(Data about app and page elements)
========

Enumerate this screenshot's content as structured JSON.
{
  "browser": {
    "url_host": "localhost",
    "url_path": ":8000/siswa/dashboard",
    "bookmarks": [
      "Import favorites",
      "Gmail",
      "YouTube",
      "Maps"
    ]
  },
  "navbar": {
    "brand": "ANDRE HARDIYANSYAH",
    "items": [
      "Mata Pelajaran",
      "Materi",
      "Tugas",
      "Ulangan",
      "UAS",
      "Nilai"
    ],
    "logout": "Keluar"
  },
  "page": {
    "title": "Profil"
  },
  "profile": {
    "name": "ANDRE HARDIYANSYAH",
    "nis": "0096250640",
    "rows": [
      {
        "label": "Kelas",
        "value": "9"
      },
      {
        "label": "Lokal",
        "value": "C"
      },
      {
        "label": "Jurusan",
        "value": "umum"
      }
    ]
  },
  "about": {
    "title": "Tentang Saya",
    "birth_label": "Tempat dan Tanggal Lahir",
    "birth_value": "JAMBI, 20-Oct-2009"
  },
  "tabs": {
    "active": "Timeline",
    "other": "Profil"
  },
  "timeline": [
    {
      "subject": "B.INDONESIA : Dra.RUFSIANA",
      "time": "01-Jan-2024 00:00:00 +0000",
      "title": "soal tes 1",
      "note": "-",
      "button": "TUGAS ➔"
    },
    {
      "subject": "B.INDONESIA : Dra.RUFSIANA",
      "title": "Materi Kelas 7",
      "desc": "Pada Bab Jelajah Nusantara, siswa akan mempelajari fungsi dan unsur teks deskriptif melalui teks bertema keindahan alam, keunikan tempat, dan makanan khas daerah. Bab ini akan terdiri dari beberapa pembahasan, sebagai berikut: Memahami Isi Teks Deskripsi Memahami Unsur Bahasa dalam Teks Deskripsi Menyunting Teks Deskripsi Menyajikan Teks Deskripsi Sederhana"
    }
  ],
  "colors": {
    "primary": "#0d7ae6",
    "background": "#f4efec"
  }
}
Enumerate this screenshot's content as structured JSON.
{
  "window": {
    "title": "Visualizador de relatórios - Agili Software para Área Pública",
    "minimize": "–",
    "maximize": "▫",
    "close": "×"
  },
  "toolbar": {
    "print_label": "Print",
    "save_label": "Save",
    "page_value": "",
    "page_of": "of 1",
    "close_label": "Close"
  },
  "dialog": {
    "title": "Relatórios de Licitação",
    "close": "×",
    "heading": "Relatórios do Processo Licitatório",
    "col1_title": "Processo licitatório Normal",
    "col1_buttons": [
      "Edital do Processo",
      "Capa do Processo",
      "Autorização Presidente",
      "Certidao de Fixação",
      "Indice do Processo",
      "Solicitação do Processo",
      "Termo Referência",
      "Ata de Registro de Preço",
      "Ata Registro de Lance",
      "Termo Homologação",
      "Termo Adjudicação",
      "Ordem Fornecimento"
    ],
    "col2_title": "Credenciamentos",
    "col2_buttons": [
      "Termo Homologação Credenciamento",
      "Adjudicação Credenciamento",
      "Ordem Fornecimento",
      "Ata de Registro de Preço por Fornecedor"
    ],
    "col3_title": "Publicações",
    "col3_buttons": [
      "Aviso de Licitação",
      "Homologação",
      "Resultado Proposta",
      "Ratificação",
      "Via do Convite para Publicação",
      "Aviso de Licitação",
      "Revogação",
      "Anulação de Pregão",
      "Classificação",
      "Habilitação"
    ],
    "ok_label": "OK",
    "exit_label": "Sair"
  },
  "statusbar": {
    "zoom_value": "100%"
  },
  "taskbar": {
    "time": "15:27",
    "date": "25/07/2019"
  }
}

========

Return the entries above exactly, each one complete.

Enumerate this screenshot's content as structured JSON.
{
  "browser": {
    "url_host": "localhost",
    "url_path": ":8000/siswa/dashboard",
    "bookmarks": [
      "Import favorites",
      "Gmail",
      "YouTube",
      "Maps"
    ]
  },
  "navbar": {
    "brand": "ANDRE HARDIYANSYAH",
    "items": [
      "Mata Pelajaran",
      "Materi",
      "Tugas",
      "Ulangan",
      "UAS",
      "Nilai"
    ],
    "logout": "Keluar"
  },
  "page": {
    "title": "Profil"
  },
  "profile": {
    "name": "ANDRE HARDIYANSYAH",
    "nis": "0096250640",
    "rows": [
      {
        "label": "Kelas",
        "value": "9"
      },
      {
        "label": "Lokal",
        "value": "C"
      },
      {
        "label": "Jurusan",
        "value": "umum"
      }
    ]
  },
  "about": {
    "title": "Tentang Saya",
    "birth_label": "Tempat dan Tanggal Lahir",
    "birth_value": "JAMBI, 20-Oct-2009"
  },
  "tabs": {
    "active": "Timeline",
    "other": "Profil"
  },
  "timeline": [
    {
      "subject": "B.INDONESIA : Dra.RUFSIANA",
      "time": "01-Jan-2024 00:00:00 +0000",
      "title": "soal tes 1",
      "note": "-",
      "button": "TUGAS ➔"
    },
    {
      "subject": "B.INDONESIA : Dra.RUFSIANA",
      "title": "Materi Kelas 7",
      "desc": "Pada Bab Jelajah Nusantara, siswa akan mempelajari fungsi dan unsur teks deskriptif melalui teks bertema keindahan alam, keunikan tempat, dan makanan khas daerah. Bab ini akan terdiri dari beberapa pembahasan, sebagai berikut: Memahami Isi Teks Deskripsi Memahami Unsur Bahasa dalam Teks Deskripsi Menyunting Teks Deskripsi Menyajikan Teks Deskripsi Sederhana"
    }
  ],
  "colors": {
    "primary": "#0d7ae6",
    "background": "#f4efec"
  }
}
Enumerate this screenshot's content as structured JSON.
{
  "window": {
    "title": "Visualizador de relatórios - Agili Software para Área Pública",
    "minimize": "–",
    "maximize": "▫",
    "close": "×"
  },
  "toolbar": {
    "print_label": "Print",
    "save_label": "Save",
    "page_value": "",
    "page_of": "of 1",
    "close_label": "Close"
  },
  "dialog": {
    "title": "Relatórios de Licitação",
    "close": "×",
    "heading": "Relatórios do Processo Licitatório",
    "col1_title": "Processo licitatório Normal",
    "col1_buttons": [
      "Edital do Processo",
      "Capa do Processo",
      "Autorização Presidente",
      "Certidao de Fixação",
      "Indice do Processo",
      "Solicitação do Processo",
      "Termo Referência",
      "Ata de Registro de Preço",
      "Ata Registro de Lance",
      "Termo Homologação",
      "Termo Adjudicação",
      "Ordem Fornecimento"
    ],
    "col2_title": "Credenciamentos",
    "col2_buttons": [
      "Termo Homologação Credenciamento",
      "Adjudicação Credenciamento",
      "Ordem Fornecimento",
      "Ata de Registro de Preço por Fornecedor"
    ],
    "col3_title": "Publicações",
    "col3_buttons": [
      "Aviso de Licitação",
      "Homologação",
      "Resultado Proposta",
      "Ratificação",
      "Via do Convite para Publicação",
      "Aviso de Licitação",
      "Revogação",
      "Anulação de Pregão",
      "Classificação",
      "Habilitação"
    ],
    "ok_label": "OK",
    "exit_label": "Sair"
  },
  "statusbar": {
    "zoom_value": "100%"
  },
  "taskbar": {
    "time": "15:27",
    "date": "25/07/2019"
  }
}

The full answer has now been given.